Paicines Ranch(opens in new window)



Managing for Diversity—Paicines Ranch

Rangeland seeding is a good way to  increase diversity on rangeland. In this very short video Paicines ranch co-owner Sallie Calhoun describes why diversity is a good thing.

Paicines Ranch, Part 1

Claudio Nunez of Paicines Ranch talks about experiments they are doing with rangeland overseeding and livestock managed grazing as a tool for reclaiming highly degraded rangeland. Included is how both tactics work together to help them compete with conventional grain-fed cattle producers.

Overseeding Pastures Using Your Livestock to Get Better Stands of Forages

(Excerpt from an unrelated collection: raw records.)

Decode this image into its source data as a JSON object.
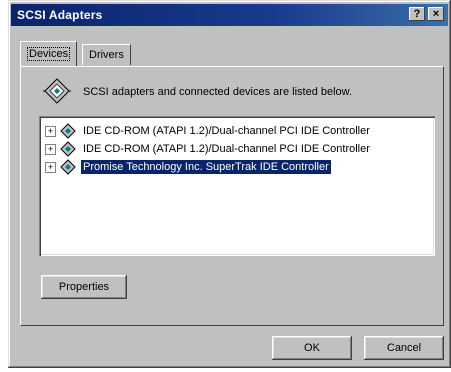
{
  "window": {
    "title": "SCSI Adapters",
    "help_button": "?",
    "close_button": "×"
  },
  "tabs": [
    {
      "label": "Devices",
      "active": true
    },
    {
      "label": "Drivers",
      "active": false
    }
  ],
  "description": "SCSI adapters and connected devices are listed below.",
  "tree": {
    "items": [
      {
        "label": "IDE CD-ROM (ATAPI 1.2)/Dual-channel PCI IDE Controller",
        "expander": "+",
        "selected": false
      },
      {
        "label": "IDE CD-ROM (ATAPI 1.2)/Dual-channel PCI IDE Controller",
        "expander": "+",
        "selected": false
      },
      {
        "label": "Promise Technology Inc. SuperTrak IDE Controller",
        "expander": "+",
        "selected": true
      }
    ]
  },
  "buttons": {
    "properties": "Properties",
    "ok": "OK",
    "cancel": "Cancel"
  },
  "colors": {
    "titlebar": "#0a246a",
    "face": "#c0c0c0",
    "selection": "#0a246a"
  }
}
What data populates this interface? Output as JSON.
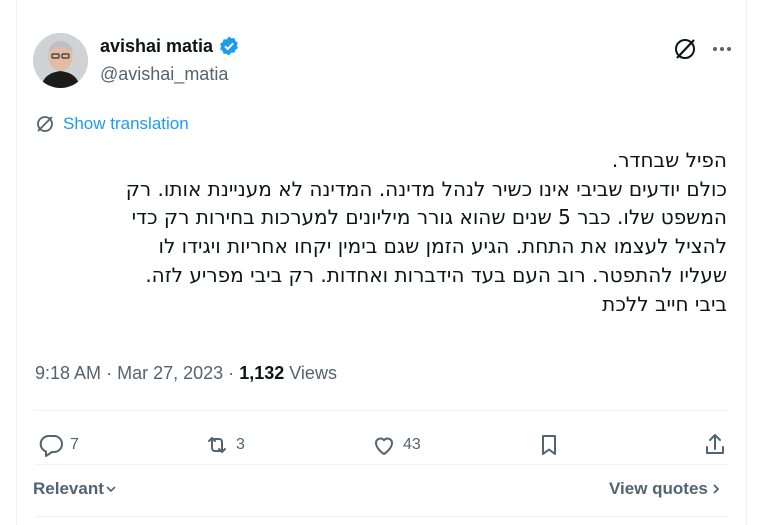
{
  "author": {
    "name": "avishai matia",
    "handle": "@avishai_matia"
  },
  "translate_label": "Show translation",
  "tweet_lines": [
    "הפיל שבחדר.",
    "כולם יודעים שביבי אינו כשיר לנהל מדינה. המדינה לא מעניינת אותו. רק",
    "המשפט שלו. כבר 5 שנים שהוא גורר מיליונים למערכות בחירות רק כדי",
    "להציל לעצמו את התחת. הגיע הזמן שגם בימין יקחו אחריות ויגידו לו",
    "שעליו להתפטר. רוב העם בעד הידברות ואחדות. רק ביבי מפריע לזה.",
    "ביבי חייב ללכת"
  ],
  "meta": {
    "time": "9:18 AM",
    "separator": "·",
    "date": "Mar 27, 2023",
    "views_count": "1,132",
    "views_label": "Views"
  },
  "actions": {
    "replies": "7",
    "retweets": "3",
    "likes": "43"
  },
  "footer": {
    "relevant_label": "Relevant",
    "view_quotes_label": "View quotes"
  },
  "colors": {
    "accent": "#1d9bf0",
    "muted": "#536471",
    "text": "#0f1419"
  },
  "icons": [
    "verified-badge-icon",
    "grok-icon",
    "more-icon",
    "translate-icon",
    "reply-icon",
    "retweet-icon",
    "like-icon",
    "bookmark-icon",
    "share-icon",
    "chevron-down-icon",
    "chevron-right-icon"
  ]
}
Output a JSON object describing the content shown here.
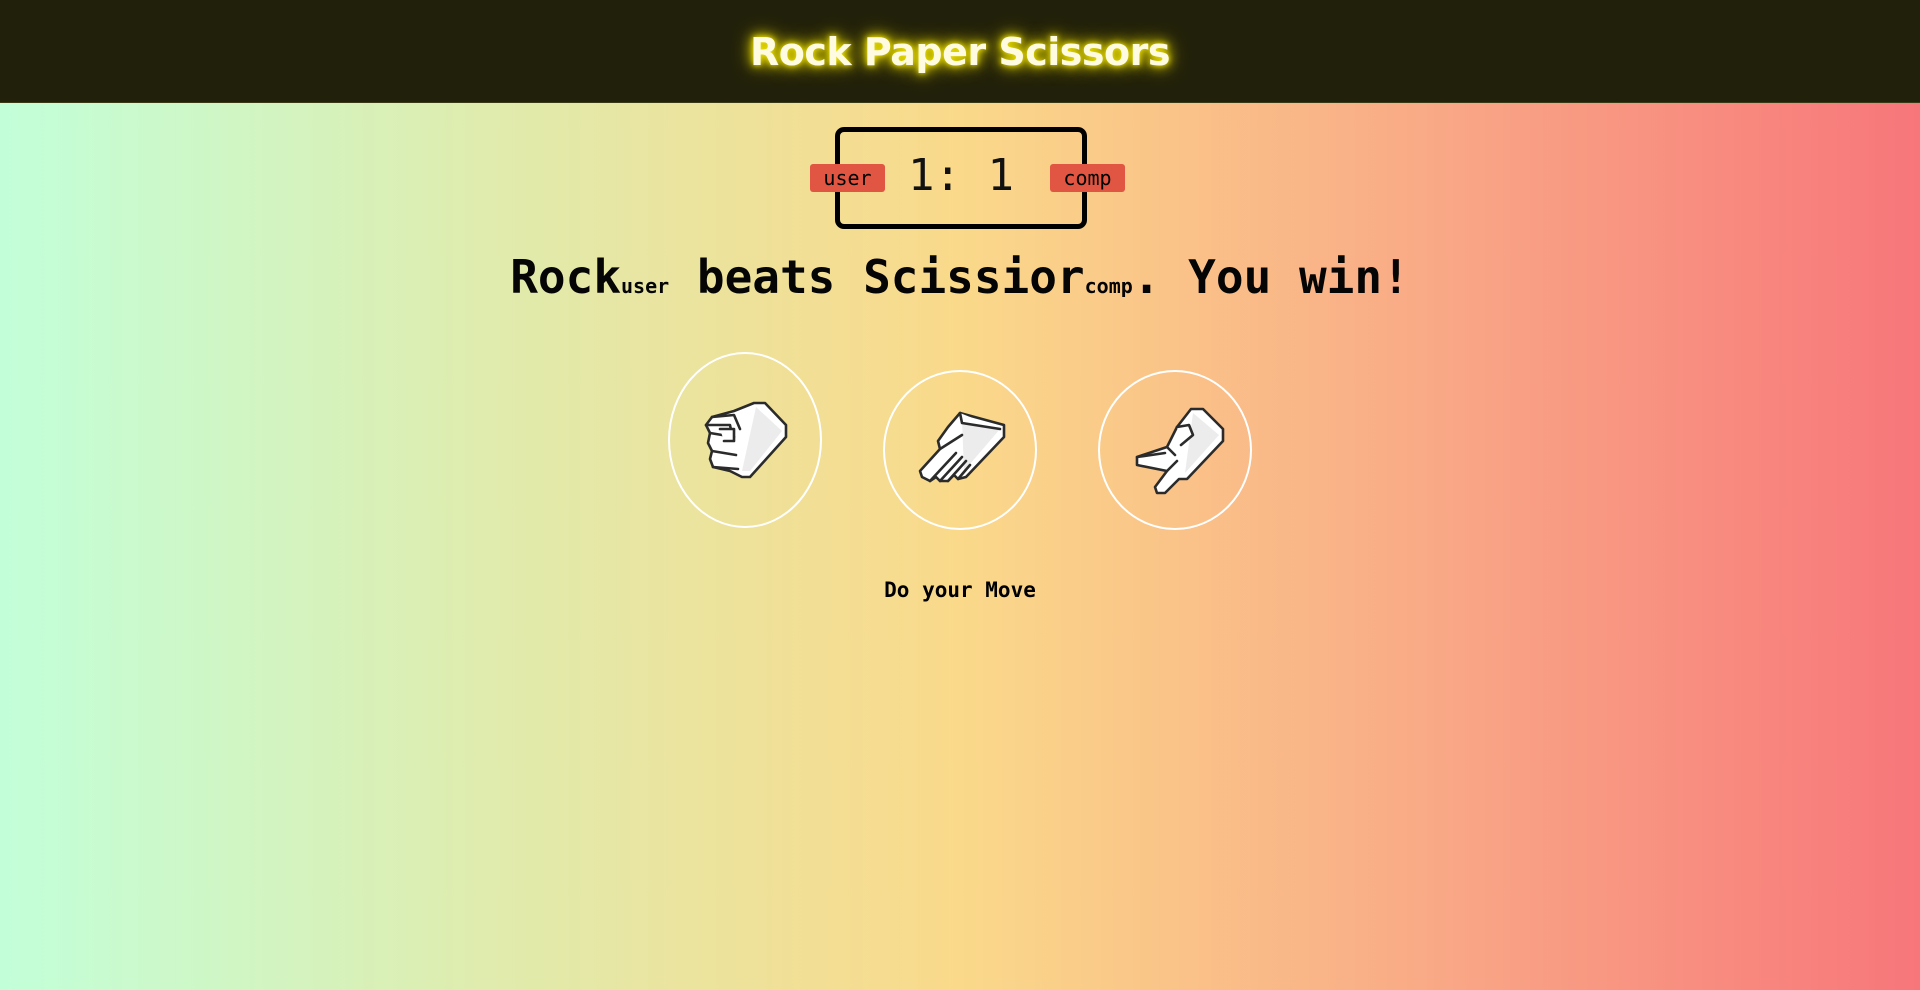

Regenerative rotational grazing rancher Russ Wilson describes the process and how they no longer need to use no till drilling because of his success using this method.

Plant Materials Video Technical Note TX-PM-16-03: Grain Drills and Planters

This video by USDA-NRCS-Texas provides information on the basic operations of grain drills and planters used for rangeland seeding.

The Jena Experiment

The Jena Experiment has been exploring the importance of biodiversity in grasslands in Germany since 2002. It is one of the longest running biodiversity experiments in Europe. Results showed that plant diversity increased microbial diversity, resulting in increased soil carbon. That, in turn, improved soil health, increased productivity, enhanced the availability of nitrogen and phosphorus, and improved soil water-holding capacity. The more biodiverse ecosystems proved to be most resilient in drought and other conditions possibly similar to what may be experienced as a result of climate change. These results show the importance of using multiple species in rangeland seeding, the more species the better. Learn more(opens in new window).

Increased soil carbon storage through plant diversity strengthens with time and extends into the subsoil

Markus LangeNico EisenhauerHongmei ChenGerd Gleixner

February 17, 2023

This paper came out of the research done at The Jena Experiment site. It showed that higher plant diversity increased carbon and nitrogen storage in the topsoil and that these effects strengthened over time and extended into the subsoil. However, the effects of specific plant groups actually diminished over time. Carbon storage in deeper soil layers came from the redistribution of already stored soil organic matter from the topsoil through the activity of organisms in the soil (which also increase in diversity with plant species diversity). Learn more(opens in new window).

Websites and Resources

Free Publications

Science Literature

Brown, C., and R. Bugg. 2001. Effects of established perennial grasses on introduction of native forbs in California(opens in new window). Restoration Ecology 9:38–48.

Brudvig, L. 2010. The restoration of biodiversity: Where has research been and where does it need to go?(opens in new window) American Journal of Botany 98:549–558.

Cameron, D., J. Marty, and R. Holland. 2014. Whither the rangeland?: Protection and conversion in California’s rangeland ecosystems(opens in new window). PLoS ONE 9:e103468.

Davy, J., Dykier, K., Turri, T. and Gornish, E., 2017. Forage seeding in rangelands increases production and prevents weed invasion(opens in new window). California Agriculture, 71(4), pp.239-248. Last accessed 12/21/2018.

De Deyn, G., R. Shiel, N. Ostle, et al. 2010. Additional carbon sequestration benefits of grassland diversity restoration(opens in new window). Journal of Applied Ecology 48:600–608. 

Gomez-Aparicio, L. 2009. The role of plant interactions in the restoration of degraded ecosystems: A meta-analysis across life-forms and ecosystems(opens in new window). Journal of Ecology 97:1202–1214.

Montalvo, A., P. McMillan, and E. Allen. 2002. The relative importance of seeding method, soil ripping, and soil variables on seeding success(opens in new window). Restoration Ecology 10:52–67.

Potthoff, M., L. Jackson, K. Steenwerth, et al. 2005. Soil biological and chemical properties in restored perennial grassland in California(opens in new window). Restoration Ecology 13:61–73.

Pywell, R., J. Bullock, D. Roy, et al. 2003. Plant traits as predictors of performance in ecological restoration.(opens in new window) Journal of Applied Ecology 40:65–77.

Suttle, K., and M. Thomsen. 2007. Climate change and grassland restoration in California: Lessons from six years of rainfall manipulation in a north coast grassland(opens in new window). Madroño 54:225–233.

Single Page Fact Sheets on Range Planting by San Mateo Resource Conservation District